**What you have to do**
Please report every line in the material below where the word "this" is found.

[Information]

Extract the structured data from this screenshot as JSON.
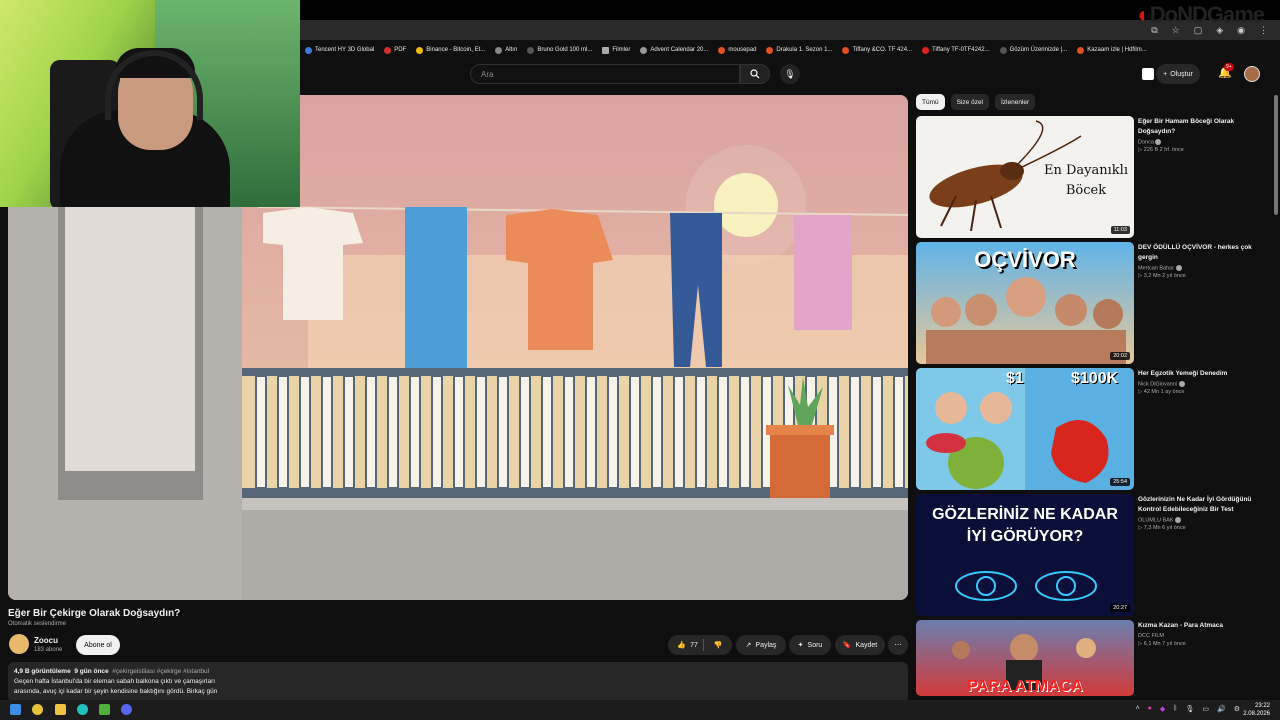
{
  "browser": {
    "bookmarks": [
      "x",
      "Tencent HY 3D Global",
      "PDF",
      "Binance - Bitcoin, Et...",
      "Altın",
      "Bruno Gold 100 ml...",
      "Filmler",
      "Advent Calendar 20...",
      "mousepad",
      "Drakula 1. Sezon 1...",
      "Tiffany &CO. TF 424...",
      "Tiffany TF-0TF4242...",
      "Gözüm Üzerinizde |...",
      "Kazaam izle | Hdfilm..."
    ],
    "watermark": "DoNDGame"
  },
  "header": {
    "search_placeholder": "Ara",
    "create_label": "Oluştur",
    "notif_count": "9+"
  },
  "video": {
    "title": "Eğer Bir Çekirge Olarak Doğsaydın?",
    "auto_dub": "Otomatik seslendirme",
    "channel": "Zoocu",
    "subscribers": "183 abone",
    "subscribe_label": "Abone ol",
    "likes": "77",
    "share_label": "Paylaş",
    "ask_label": "Soru",
    "save_label": "Kaydet",
    "views": "4,9 B görüntüleme",
    "age": "9 gün önce",
    "tags": "#çekirgeistilası #çekirge #istanbul",
    "desc_line1": "Geçen hafta İstanbul'da bir eleman sabah balkona çıktı ve çamaşırları",
    "desc_line2": "arasında, avuç içi kadar bir şeyin kendisine baktığını gördü. Birkaç gün"
  },
  "chips": [
    "Tümü",
    "Size özel",
    "İzlenenler"
  ],
  "recommendations": [
    {
      "title": "Eğer Bir Hamam Böceği Olarak Doğsaydın?",
      "channel": "Donca",
      "meta": "226 B  2 hf. önce",
      "duration": "11:03",
      "thumb_text": "En Dayanıklı Böcek"
    },
    {
      "title": "DEV ÖDÜLLÜ OÇVİVOR - herkes çok gergin",
      "channel": "Mertcan Bahar",
      "meta": "3,2 Mn  2 yıl önce",
      "duration": "20:02",
      "thumb_text": "OÇVİVOR"
    },
    {
      "title": "Her Egzotik Yemeği Denedim",
      "channel": "Nick DiGiovanni",
      "meta": "42 Mn  1 ay önce",
      "duration": "25:54",
      "thumb_text_left": "$1",
      "thumb_text_right": "$100K"
    },
    {
      "title": "Gözlerinizin Ne Kadar İyi Gördüğünü Kontrol Edebileceğiniz Bir Test",
      "channel": "OLUMLU BAK",
      "meta": "7,3 Mn  6 yıl önce",
      "duration": "20:27",
      "thumb_text": "GÖZLERİNİZ NE KADAR İYİ GÖRÜYOR?"
    },
    {
      "title": "Kızma Kazan - Para Atmaca",
      "channel": "DCC FILM",
      "meta": "6,1 Mn  7 yıl önce",
      "duration": "",
      "thumb_text": "PARA ATMACA"
    }
  ],
  "taskbar": {
    "time": "23:22",
    "date": "2.08.2026"
  }
}
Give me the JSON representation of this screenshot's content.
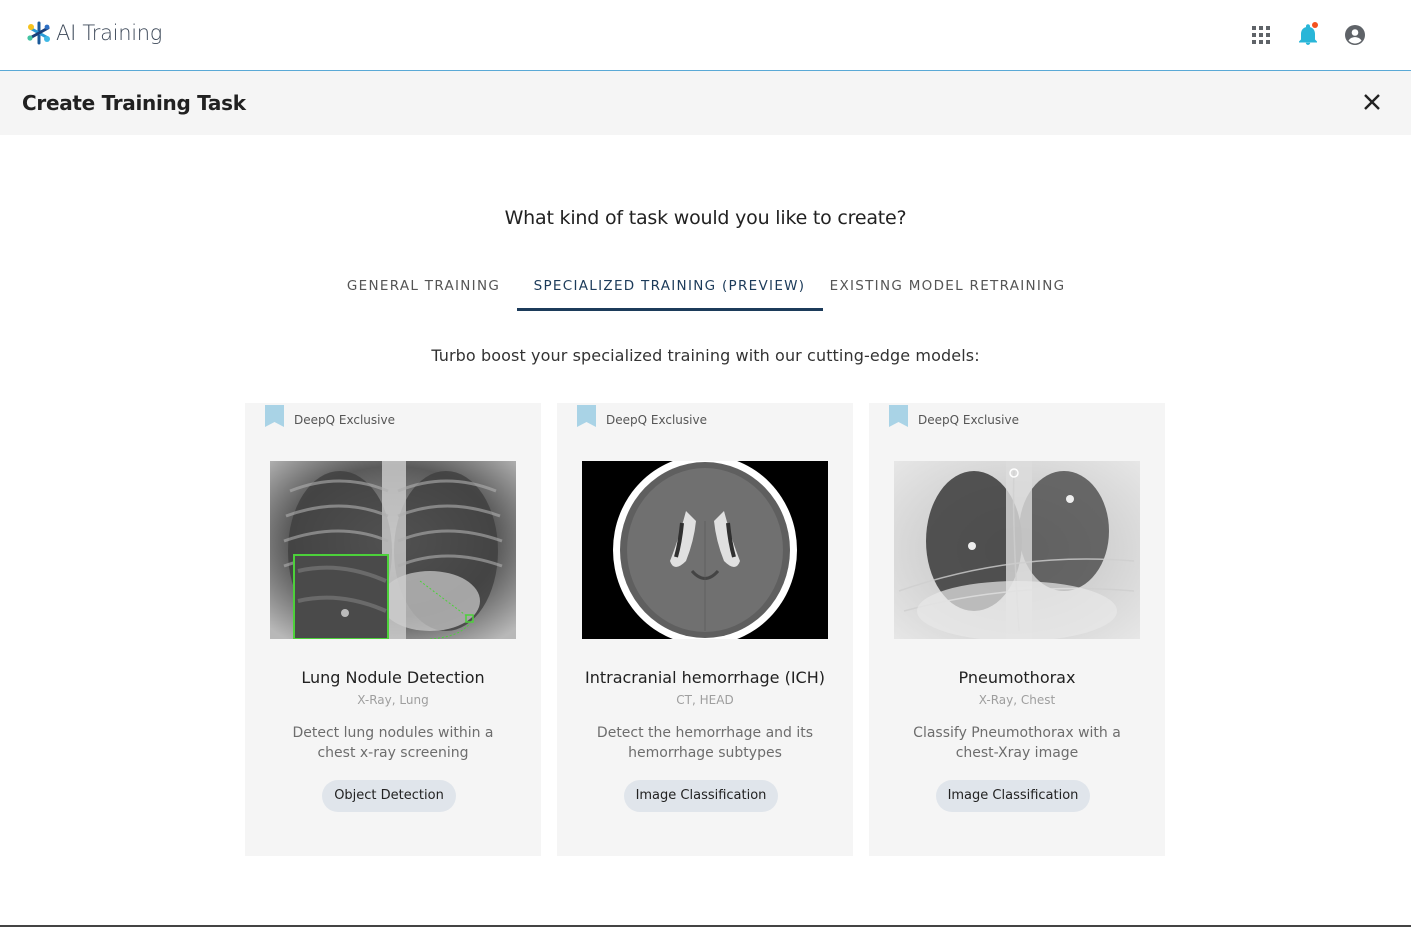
{
  "app": {
    "name": "AI Training"
  },
  "header": {
    "icons": [
      "apps-grid-icon",
      "bell-icon",
      "account-icon"
    ]
  },
  "subheader": {
    "title": "Create Training Task"
  },
  "main": {
    "question": "What kind of task would you like to create?",
    "tabs": [
      {
        "label": "GENERAL TRAINING",
        "active": false
      },
      {
        "label": "SPECIALIZED TRAINING (PREVIEW)",
        "active": true
      },
      {
        "label": "EXISTING MODEL RETRAINING",
        "active": false
      }
    ],
    "subtitle": "Turbo boost your specialized training with our cutting-edge models:",
    "cards": [
      {
        "badge": "DeepQ Exclusive",
        "title": "Lung Nodule Detection",
        "meta": "X-Ray, Lung",
        "desc": "Detect lung nodules within a chest x-ray screening",
        "chip": "Object Detection"
      },
      {
        "badge": "DeepQ Exclusive",
        "title": "Intracranial hemorrhage (ICH)",
        "meta": "CT, HEAD",
        "desc": "Detect the hemorrhage and its hemorrhage subtypes",
        "chip": "Image Classification"
      },
      {
        "badge": "DeepQ Exclusive",
        "title": "Pneumothorax",
        "meta": "X-Ray, Chest",
        "desc": "Classify Pneumothorax with a chest-Xray image",
        "chip": "Image Classification"
      }
    ]
  },
  "colors": {
    "accent": "#1c3b5a",
    "notification_dot": "#f4511e",
    "bell": "#29b6d8",
    "ribbon": "#a9d3e6",
    "nodule_box": "#4cd13a"
  }
}
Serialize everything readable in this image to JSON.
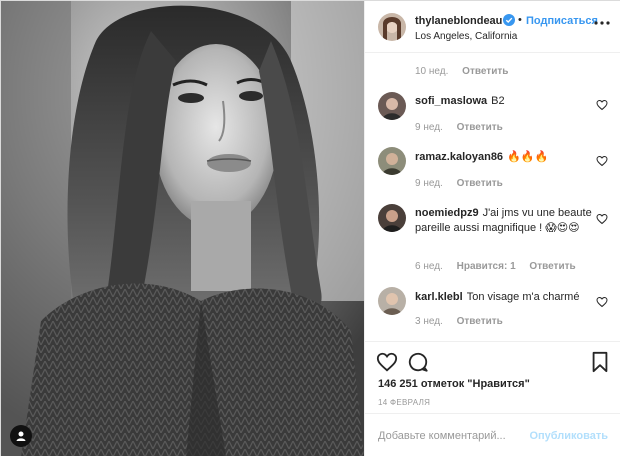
{
  "post": {
    "username": "thylaneblondeau",
    "follow_label": "Подписаться",
    "separator": "•",
    "location": "Los Angeles, California",
    "likes_text": "146 251 отметок \"Нравится\"",
    "date_text": "14 ФЕВРАЛЯ",
    "comment_placeholder": "Добавьте комментарий...",
    "publish_label": "Опубликовать"
  },
  "comments": [
    {
      "user": "",
      "text": "",
      "time": "10 нед.",
      "likes": "",
      "reply": "Ответить"
    },
    {
      "user": "sofi_maslowa",
      "text": "B2",
      "time": "9 нед.",
      "likes": "",
      "reply": "Ответить"
    },
    {
      "user": "ramaz.kaloyan86",
      "text": "🔥🔥🔥",
      "time": "9 нед.",
      "likes": "",
      "reply": "Ответить"
    },
    {
      "user": "noemiedpz9",
      "text": "J'ai jms vu une beaute pareille aussi magnifique ! 😱😍😍",
      "time": "6 нед.",
      "likes": "Нравится: 1",
      "reply": "Ответить"
    },
    {
      "user": "karl.klebl",
      "text": "Ton visage m'a charmé",
      "time": "3 нед.",
      "likes": "",
      "reply": "Ответить"
    }
  ],
  "icons": {
    "verified": "verified-badge-icon",
    "more": "more-options-icon",
    "heart": "heart-icon",
    "comment": "comment-icon",
    "save": "bookmark-icon",
    "user_tag": "user-tag-icon"
  },
  "colors": {
    "accent": "#3897f0",
    "muted": "#999999",
    "publish_disabled": "#b2dffc",
    "border": "#efefef"
  }
}
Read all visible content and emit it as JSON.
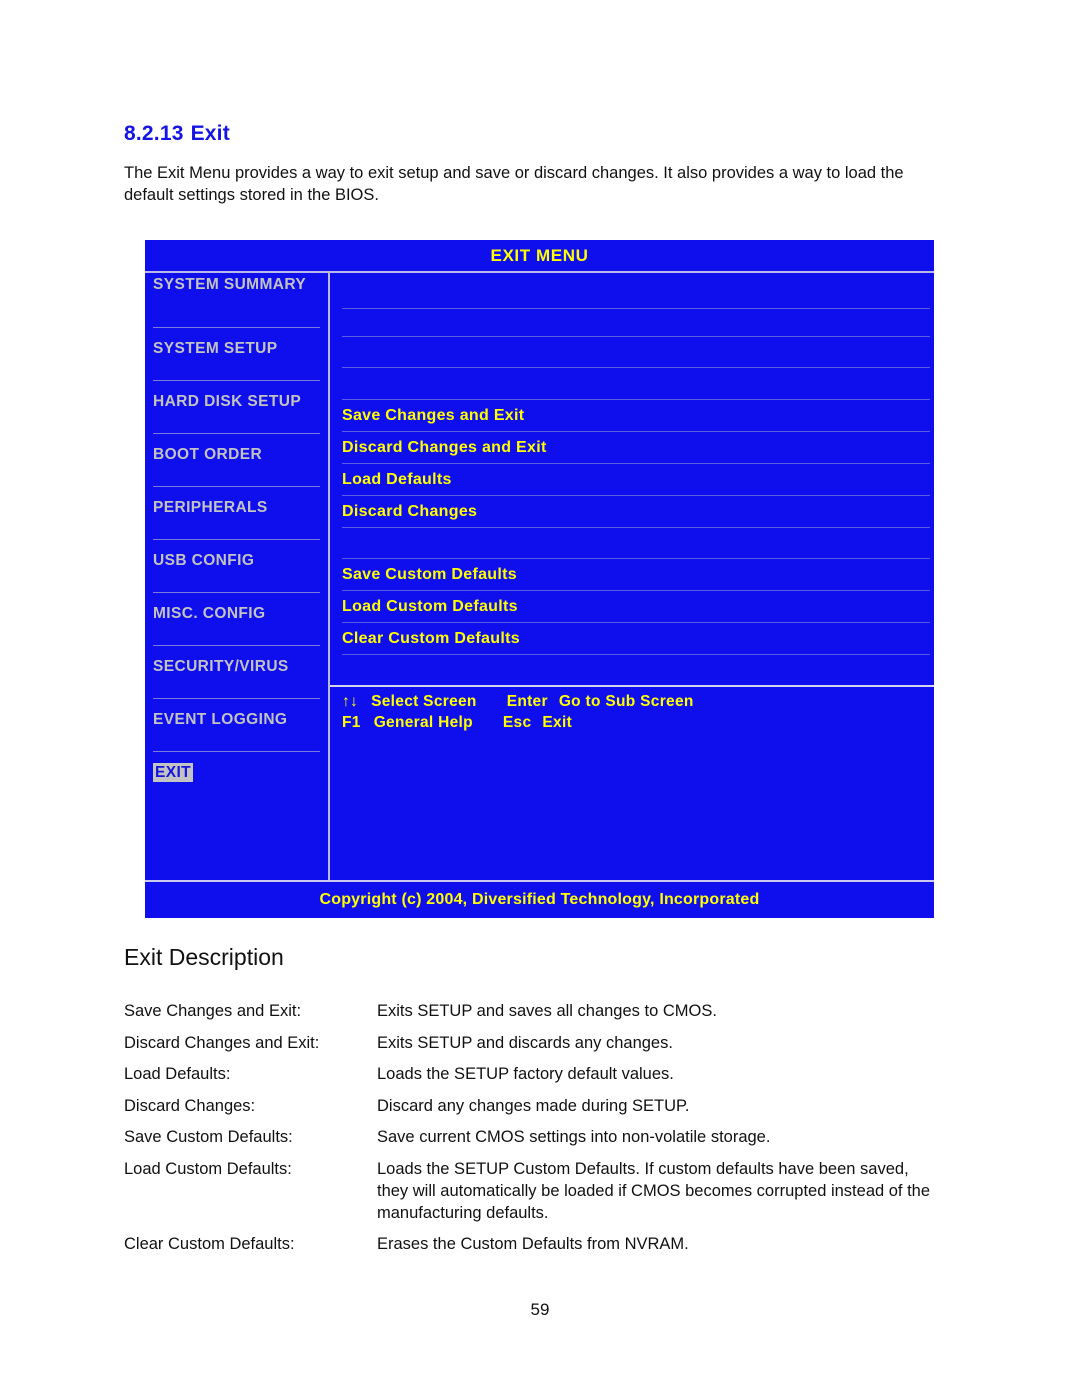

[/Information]

**Written response**
Extract the structured data from this screenshot as JSON.
Give me the JSON representation of this screenshot's content.
Serialize everything readable in this image to JSON.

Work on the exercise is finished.